Wherever a line below holds the word "JSON", copy that line.

-- Opening Marker --

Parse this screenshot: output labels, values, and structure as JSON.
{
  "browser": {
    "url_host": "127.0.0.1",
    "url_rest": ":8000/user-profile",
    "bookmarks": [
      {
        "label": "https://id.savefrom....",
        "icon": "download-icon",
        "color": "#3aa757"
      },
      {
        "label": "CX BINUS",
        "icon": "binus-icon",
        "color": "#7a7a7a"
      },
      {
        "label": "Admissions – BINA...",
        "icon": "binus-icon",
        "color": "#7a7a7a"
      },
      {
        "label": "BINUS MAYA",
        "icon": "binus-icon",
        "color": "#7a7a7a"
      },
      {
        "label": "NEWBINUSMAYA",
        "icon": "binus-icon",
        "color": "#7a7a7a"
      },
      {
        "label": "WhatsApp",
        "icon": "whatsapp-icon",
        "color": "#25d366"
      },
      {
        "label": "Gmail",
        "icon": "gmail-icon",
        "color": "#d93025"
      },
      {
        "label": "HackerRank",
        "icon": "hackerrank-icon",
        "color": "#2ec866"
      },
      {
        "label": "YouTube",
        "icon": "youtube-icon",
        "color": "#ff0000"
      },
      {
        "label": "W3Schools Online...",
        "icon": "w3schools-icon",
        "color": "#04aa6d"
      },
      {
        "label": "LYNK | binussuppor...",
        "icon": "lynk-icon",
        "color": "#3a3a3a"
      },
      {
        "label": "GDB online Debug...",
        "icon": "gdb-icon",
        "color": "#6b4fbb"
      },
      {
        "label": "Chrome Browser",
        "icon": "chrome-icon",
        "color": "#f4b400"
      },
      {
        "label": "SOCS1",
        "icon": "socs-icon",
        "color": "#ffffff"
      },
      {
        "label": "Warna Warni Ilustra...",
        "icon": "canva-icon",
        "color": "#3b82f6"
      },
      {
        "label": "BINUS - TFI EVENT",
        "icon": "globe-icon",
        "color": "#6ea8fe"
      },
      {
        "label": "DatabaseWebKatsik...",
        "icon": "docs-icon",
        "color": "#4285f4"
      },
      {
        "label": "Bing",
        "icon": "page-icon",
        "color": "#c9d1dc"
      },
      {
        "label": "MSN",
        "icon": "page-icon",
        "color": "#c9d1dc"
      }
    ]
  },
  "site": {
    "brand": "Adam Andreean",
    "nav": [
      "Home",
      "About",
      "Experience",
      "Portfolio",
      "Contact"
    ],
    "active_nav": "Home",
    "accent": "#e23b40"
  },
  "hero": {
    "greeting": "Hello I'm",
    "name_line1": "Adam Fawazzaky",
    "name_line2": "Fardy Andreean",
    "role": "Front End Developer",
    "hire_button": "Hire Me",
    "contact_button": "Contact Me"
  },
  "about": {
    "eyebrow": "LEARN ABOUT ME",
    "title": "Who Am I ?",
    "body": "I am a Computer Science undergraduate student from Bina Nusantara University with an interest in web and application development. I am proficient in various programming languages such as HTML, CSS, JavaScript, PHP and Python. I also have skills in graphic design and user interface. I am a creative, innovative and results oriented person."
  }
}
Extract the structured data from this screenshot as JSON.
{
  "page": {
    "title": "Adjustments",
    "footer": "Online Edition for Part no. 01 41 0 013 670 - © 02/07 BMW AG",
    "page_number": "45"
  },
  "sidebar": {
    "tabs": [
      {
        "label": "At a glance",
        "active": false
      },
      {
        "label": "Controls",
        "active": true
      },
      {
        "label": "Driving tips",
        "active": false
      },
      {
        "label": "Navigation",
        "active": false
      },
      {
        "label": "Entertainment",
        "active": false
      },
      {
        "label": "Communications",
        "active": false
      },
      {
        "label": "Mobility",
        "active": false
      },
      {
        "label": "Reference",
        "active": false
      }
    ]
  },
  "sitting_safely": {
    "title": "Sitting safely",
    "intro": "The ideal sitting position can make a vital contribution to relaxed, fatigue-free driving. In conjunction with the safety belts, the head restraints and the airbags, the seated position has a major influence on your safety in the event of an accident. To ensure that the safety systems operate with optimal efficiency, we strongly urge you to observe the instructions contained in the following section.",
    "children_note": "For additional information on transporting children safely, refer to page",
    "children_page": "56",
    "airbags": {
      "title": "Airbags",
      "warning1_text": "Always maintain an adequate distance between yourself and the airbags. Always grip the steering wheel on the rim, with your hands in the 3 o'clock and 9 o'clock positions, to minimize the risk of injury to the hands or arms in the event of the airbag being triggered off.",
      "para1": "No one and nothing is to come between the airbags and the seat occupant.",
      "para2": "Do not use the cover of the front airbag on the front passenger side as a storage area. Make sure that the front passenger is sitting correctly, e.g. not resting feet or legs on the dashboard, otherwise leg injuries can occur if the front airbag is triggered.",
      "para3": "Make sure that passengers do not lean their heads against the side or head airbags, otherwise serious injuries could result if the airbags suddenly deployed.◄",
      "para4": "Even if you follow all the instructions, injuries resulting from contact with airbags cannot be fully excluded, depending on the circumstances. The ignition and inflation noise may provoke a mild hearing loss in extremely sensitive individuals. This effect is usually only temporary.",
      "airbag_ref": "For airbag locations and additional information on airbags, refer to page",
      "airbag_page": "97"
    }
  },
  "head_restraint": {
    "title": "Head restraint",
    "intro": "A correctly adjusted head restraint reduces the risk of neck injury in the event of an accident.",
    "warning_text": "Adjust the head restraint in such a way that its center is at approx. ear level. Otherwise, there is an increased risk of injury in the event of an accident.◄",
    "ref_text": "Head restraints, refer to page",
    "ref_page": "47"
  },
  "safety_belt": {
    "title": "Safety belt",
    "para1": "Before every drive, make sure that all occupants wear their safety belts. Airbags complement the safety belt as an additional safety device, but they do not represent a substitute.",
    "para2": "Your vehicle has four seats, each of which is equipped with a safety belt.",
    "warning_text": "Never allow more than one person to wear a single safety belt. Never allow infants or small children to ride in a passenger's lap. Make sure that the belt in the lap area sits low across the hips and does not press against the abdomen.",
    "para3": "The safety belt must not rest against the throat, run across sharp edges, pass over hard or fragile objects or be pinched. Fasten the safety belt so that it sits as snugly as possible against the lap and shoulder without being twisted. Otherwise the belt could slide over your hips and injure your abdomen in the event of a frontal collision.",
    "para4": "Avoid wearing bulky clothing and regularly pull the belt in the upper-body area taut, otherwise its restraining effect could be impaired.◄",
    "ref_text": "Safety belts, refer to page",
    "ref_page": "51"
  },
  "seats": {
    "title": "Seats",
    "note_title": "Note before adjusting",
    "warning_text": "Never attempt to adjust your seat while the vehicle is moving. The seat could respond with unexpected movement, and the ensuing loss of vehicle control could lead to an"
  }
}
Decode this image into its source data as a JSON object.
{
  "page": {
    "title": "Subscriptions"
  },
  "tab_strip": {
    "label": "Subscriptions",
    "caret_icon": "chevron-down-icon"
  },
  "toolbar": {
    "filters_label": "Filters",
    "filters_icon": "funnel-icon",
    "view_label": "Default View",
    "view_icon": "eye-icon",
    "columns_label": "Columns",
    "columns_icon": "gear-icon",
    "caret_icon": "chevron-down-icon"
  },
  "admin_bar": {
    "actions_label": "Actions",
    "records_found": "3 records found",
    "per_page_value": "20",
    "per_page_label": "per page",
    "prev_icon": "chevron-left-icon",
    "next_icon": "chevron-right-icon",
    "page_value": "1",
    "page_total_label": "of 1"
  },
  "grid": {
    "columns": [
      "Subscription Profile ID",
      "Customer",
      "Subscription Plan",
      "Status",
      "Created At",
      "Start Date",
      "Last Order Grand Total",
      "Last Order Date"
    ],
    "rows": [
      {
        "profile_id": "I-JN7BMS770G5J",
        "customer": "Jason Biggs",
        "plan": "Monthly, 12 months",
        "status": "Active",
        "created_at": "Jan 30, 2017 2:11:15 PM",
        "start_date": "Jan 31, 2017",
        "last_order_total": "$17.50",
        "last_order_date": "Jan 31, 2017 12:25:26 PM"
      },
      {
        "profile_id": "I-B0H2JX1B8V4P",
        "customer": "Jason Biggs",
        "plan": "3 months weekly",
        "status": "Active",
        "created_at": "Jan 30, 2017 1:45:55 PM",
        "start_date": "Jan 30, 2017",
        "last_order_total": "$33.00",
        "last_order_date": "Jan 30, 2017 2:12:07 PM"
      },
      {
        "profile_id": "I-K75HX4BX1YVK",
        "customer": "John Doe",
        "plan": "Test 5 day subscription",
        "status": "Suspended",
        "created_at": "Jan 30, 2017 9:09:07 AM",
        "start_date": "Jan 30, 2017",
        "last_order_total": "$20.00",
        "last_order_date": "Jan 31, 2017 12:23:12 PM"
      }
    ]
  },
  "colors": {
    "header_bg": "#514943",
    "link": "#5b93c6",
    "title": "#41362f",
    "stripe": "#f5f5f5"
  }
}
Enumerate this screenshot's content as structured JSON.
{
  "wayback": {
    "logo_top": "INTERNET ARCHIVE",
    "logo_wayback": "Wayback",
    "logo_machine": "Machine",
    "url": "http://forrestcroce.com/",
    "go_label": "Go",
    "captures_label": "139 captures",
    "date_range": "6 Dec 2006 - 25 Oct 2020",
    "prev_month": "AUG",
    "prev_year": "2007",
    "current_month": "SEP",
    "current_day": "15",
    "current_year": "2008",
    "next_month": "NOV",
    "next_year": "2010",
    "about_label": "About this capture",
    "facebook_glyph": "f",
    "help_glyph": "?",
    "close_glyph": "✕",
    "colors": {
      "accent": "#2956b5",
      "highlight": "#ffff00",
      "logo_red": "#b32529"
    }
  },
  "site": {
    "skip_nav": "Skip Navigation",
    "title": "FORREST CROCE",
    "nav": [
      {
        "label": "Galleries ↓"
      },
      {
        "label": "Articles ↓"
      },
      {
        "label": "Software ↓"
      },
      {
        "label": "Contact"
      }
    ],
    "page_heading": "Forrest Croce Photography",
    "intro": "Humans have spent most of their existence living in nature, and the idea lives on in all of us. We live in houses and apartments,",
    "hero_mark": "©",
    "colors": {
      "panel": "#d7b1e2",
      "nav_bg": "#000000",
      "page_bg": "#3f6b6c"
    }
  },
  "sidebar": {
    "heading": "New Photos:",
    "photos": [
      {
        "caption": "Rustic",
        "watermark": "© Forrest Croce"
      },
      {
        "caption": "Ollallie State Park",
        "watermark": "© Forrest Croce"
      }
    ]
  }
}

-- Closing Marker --

* ANSWER SPACE
Parse this screenshot: output labels, values, and structure as JSON.
Extract the structured data from this screenshot as JSON.
Decode this image into its source data as a JSON object.
Enumerate this screenshot's content as structured JSON.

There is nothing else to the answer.